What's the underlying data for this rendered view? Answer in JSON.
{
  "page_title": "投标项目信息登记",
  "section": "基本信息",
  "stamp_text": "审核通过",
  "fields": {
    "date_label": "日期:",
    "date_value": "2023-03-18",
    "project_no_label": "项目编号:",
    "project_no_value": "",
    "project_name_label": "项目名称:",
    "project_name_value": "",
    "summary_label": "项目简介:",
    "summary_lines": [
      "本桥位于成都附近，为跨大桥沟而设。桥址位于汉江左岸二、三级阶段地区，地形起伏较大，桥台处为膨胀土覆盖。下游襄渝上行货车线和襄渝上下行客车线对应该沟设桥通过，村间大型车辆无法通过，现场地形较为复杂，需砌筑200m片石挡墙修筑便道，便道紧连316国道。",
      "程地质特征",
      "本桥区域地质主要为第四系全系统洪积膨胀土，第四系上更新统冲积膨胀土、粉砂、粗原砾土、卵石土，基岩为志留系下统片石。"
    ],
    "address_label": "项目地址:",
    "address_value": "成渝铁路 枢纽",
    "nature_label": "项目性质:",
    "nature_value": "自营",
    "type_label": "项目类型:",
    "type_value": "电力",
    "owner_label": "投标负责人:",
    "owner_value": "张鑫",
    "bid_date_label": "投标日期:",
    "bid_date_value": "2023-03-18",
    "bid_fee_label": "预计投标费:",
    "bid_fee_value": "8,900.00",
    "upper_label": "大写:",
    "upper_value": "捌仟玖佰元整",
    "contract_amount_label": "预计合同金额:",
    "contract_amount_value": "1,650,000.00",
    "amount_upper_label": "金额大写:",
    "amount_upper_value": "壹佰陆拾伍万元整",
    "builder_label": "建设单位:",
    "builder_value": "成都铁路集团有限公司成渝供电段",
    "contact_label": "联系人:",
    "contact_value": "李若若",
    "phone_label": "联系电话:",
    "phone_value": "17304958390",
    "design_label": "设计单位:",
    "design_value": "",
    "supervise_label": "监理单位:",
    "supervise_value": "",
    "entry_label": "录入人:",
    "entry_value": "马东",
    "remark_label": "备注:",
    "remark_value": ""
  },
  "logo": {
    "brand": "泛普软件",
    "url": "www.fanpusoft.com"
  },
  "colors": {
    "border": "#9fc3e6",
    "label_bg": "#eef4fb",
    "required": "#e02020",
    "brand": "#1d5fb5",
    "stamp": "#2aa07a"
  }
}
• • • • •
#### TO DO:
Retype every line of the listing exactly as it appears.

#### RESPONSE AREA:
What's the underlying data for this rendered view? Answer in JSON.
{
  "page_title": "投标项目信息登记",
  "section": "基本信息",
  "stamp_text": "审核通过",
  "fields": {
    "date_label": "日期:",
    "date_value": "2023-03-18",
    "project_no_label": "项目编号:",
    "project_no_value": "",
    "project_name_label": "项目名称:",
    "project_name_value": "",
    "summary_label": "项目简介:",
    "summary_lines": [
      "本桥位于成都附近，为跨大桥沟而设。桥址位于汉江左岸二、三级阶段地区，地形起伏较大，桥台处为膨胀土覆盖。下游襄渝上行货车线和襄渝上下行客车线对应该沟设桥通过，村间大型车辆无法通过，现场地形较为复杂，需砌筑200m片石挡墙修筑便道，便道紧连316国道。",
      "程地质特征",
      "本桥区域地质主要为第四系全系统洪积膨胀土，第四系上更新统冲积膨胀土、粉砂、粗原砾土、卵石土，基岩为志留系下统片石。"
    ],
    "address_label": "项目地址:",
    "address_value": "成渝铁路 枢纽",
    "nature_label": "项目性质:",
    "nature_value": "自营",
    "type_label": "项目类型:",
    "type_value": "电力",
    "owner_label": "投标负责人:",
    "owner_value": "张鑫",
    "bid_date_label": "投标日期:",
    "bid_date_value": "2023-03-18",
    "bid_fee_label": "预计投标费:",
    "bid_fee_value": "8,900.00",
    "upper_label": "大写:",
    "upper_value": "捌仟玖佰元整",
    "contract_amount_label": "预计合同金额:",
    "contract_amount_value": "1,650,000.00",
    "amount_upper_label": "金额大写:",
    "amount_upper_value": "壹佰陆拾伍万元整",
    "builder_label": "建设单位:",
    "builder_value": "成都铁路集团有限公司成渝供电段",
    "contact_label": "联系人:",
    "contact_value": "李若若",
    "phone_label": "联系电话:",
    "phone_value": "17304958390",
    "design_label": "设计单位:",
    "design_value": "",
    "supervise_label": "监理单位:",
    "supervise_value": "",
    "entry_label": "录入人:",
    "entry_value": "马东",
    "remark_label": "备注:",
    "remark_value": ""
  },
  "logo": {
    "brand": "泛普软件",
    "url": "www.fanpusoft.com"
  },
  "colors": {
    "border": "#9fc3e6",
    "label_bg": "#eef4fb",
    "required": "#e02020",
    "brand": "#1d5fb5",
    "stamp": "#2aa07a"
  }
}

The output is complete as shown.